Part of our overall network security policy is to block streaming media. This is done in IE by running web traffic through a web cache server (which then blocks the known streaming sites).
However, I have found a loophole with Firefox that would allow users to stream media. I was thinking that we could use CSA to deny access for a Web browser to access a media plug-in or a streaming audio or video file, but I can not find a way to do this.
We tried making a rule to monitor when a Web browser invokes a Multimedia application, but that is only triggered if IE/Firefox actually OPEN a new application, whereas the plug-in does not trigger the rule. Any ideas?
After defining an application behavior as legitimate or malicious, the appropriate Cisco Security Agent response to the event needs to be configured. Cisco Security Agent can be configured to take a range of actions when an event occurs, such as denying the resource request, terminating the process, asking the user, allowing the behavior, logging, and sending alerts. Refer URL http://www.cisco.com/web/about/security/intelligence/05_10_Tuning-Cisco-Security-Agent.html#15
the problem is that I can't locate a way to isolate the behavior in CSA. I can't really set a CSA response if the rule won't catch the streaming media.
So far, I've targeted monitoring of web browsers invoking other applications, but this does not show me anything due to the streaming media. My next focus area is going to be COM objects. Any ideas what area the behavior might fall under in CSA?
You can make a Network Access Control List (NACL) rule that denies traffic to any ports of your choosing (then add this policy to a group that your hosts are in).
You could also create a file access control rule that denies browser (or any) access to the known streaming media plugins. That should keep it from working. Of course it would break all streaming media (we use it internally).
I'm curious, do you have a written policy that prohibits users from viewing streaming media? If so, you could create a query (default deny) rule rather than a straight deny and put the link to the policy (if it's online) in the query text.
That might get the users thinking about what they are doing.
Actually, as I was thinking about this, I realized this probably shouldn't be done through CSA, since CSA is meant to protect the network, not police the users...
The enforcement right now is that we have a list of known streaming media websites in our web cache server and so any traffic that goes through there will be blocked if it is trying to access that streaming site.

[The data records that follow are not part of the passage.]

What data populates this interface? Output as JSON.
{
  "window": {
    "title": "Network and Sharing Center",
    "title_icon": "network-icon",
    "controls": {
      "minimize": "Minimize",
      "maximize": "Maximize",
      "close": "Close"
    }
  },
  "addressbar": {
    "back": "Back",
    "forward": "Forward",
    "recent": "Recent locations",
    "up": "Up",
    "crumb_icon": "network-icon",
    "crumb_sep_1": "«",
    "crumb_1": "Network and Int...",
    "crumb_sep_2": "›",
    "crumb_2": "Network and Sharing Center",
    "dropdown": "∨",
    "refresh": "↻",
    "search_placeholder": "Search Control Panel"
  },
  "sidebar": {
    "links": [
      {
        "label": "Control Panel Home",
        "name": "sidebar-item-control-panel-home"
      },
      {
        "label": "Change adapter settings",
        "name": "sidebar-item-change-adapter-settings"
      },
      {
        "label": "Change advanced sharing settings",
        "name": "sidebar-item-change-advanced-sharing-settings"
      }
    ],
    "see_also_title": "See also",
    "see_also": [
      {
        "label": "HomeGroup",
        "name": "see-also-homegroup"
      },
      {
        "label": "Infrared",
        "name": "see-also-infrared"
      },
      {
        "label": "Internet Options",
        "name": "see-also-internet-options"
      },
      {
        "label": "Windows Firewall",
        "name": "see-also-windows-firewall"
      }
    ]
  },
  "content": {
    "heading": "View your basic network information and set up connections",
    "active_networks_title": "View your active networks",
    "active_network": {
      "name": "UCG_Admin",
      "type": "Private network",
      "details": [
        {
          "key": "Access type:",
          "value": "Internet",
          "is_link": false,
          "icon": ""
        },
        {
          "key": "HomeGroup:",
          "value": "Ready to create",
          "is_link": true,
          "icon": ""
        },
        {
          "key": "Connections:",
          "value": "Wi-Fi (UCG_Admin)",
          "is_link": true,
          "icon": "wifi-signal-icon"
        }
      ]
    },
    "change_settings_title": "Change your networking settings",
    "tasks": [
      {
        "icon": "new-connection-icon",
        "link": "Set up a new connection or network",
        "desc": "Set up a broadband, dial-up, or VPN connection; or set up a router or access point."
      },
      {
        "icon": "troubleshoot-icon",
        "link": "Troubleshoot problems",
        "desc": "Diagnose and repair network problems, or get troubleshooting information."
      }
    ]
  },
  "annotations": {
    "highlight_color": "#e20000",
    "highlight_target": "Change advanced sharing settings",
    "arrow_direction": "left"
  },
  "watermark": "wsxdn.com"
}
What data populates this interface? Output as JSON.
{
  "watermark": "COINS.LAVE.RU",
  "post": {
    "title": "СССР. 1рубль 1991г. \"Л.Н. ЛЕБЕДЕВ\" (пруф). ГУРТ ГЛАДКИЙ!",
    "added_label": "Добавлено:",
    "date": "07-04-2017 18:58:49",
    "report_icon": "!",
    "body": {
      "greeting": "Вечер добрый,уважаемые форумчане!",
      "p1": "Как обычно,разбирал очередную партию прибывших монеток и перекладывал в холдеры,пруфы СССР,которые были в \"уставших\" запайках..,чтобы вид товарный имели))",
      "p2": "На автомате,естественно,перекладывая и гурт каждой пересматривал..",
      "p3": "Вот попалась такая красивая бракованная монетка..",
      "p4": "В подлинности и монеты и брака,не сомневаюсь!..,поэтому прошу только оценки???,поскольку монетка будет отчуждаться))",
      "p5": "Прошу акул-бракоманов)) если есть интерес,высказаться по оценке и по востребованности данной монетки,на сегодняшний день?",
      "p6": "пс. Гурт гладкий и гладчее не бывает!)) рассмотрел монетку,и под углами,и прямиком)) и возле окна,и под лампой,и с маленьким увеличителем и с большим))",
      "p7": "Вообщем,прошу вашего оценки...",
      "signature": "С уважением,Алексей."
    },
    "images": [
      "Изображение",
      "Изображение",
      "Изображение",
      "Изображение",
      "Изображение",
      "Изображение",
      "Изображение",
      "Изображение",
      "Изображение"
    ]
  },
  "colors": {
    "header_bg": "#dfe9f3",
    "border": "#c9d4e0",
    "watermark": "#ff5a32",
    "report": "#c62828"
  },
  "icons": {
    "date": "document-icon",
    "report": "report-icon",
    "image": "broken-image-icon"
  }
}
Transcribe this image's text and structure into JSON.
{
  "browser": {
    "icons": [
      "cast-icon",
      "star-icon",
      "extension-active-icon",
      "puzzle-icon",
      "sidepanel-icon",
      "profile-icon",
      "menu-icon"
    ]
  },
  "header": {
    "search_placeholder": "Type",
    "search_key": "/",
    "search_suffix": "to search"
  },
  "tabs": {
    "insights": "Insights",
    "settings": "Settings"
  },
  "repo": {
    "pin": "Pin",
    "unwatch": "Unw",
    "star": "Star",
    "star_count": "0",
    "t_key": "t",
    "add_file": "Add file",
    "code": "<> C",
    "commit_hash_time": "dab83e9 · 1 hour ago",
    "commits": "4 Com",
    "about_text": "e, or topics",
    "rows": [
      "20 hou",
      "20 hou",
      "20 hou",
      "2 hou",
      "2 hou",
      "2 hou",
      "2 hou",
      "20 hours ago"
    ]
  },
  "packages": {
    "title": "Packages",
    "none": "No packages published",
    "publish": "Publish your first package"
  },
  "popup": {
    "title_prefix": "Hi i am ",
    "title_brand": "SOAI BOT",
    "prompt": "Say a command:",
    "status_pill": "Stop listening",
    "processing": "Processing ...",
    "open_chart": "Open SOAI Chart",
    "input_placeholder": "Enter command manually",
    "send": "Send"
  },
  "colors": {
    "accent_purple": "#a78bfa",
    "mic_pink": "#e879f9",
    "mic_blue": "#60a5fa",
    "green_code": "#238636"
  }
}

However, I discovered a loophole, since Firefox does not require users to go through the web cache server. Maybe I'll try the CSA implementation, just to see if it fixes the loophole.
Sure thing. I thought CSA was the best thing since sliced bread and made the mistake of telling others that it could prevent just about any program we wanted from running.
Now I have to manage that... *sigh*
But I am learning not to open my mouth and I also asked that our written policy support any technical 'enforcement' solution.
I didn't want to have to explain to someone why they couldn't do something they used to be able to do.
Now all I do is point them to the policy (and maybe explain some of the reasons why we have the policy too...).
After doing some research on this, it seems that streaming is very difficult to block at the firewall, especially since the streaming players have rollover protocols, and in the end HTTP is always available.
Here are the file extensions for common streaming formats:
Real Player - ra, rm, ram
Windows Media - asf, asx, wma, wmv, wmvhd
Quicktime - mov, mp4
Flash - swf, flv
Winamp - pls, m3u
To stop your employees from initiating streaming sessions, you can do the following:
- Create a new File access control rule
- Set action to Deny
- Select the Application classes to "Web browser applications" and "Multimedia applications". If you don't have these, you'll have to create your own application class containing: netscape.exe, netscp.exe, netscp6.exe, iexplore.exe, np.exe, opera.exe, firefox.exe, mozilla.exe, wmplayer.exe, mplayer2.exe, QuickTimePlayer.exe, realplay.exe, realjbox.exe, winamp.exe
- Set your files to:
I haven't tested this so I can't guarantee it will work, but I think it might be the right direction.
I have to make a correction. Don't use @local, as that applies to the IP addresses - instead, replace that with @fixed.
Sorry, I keep getting those mixed up. :P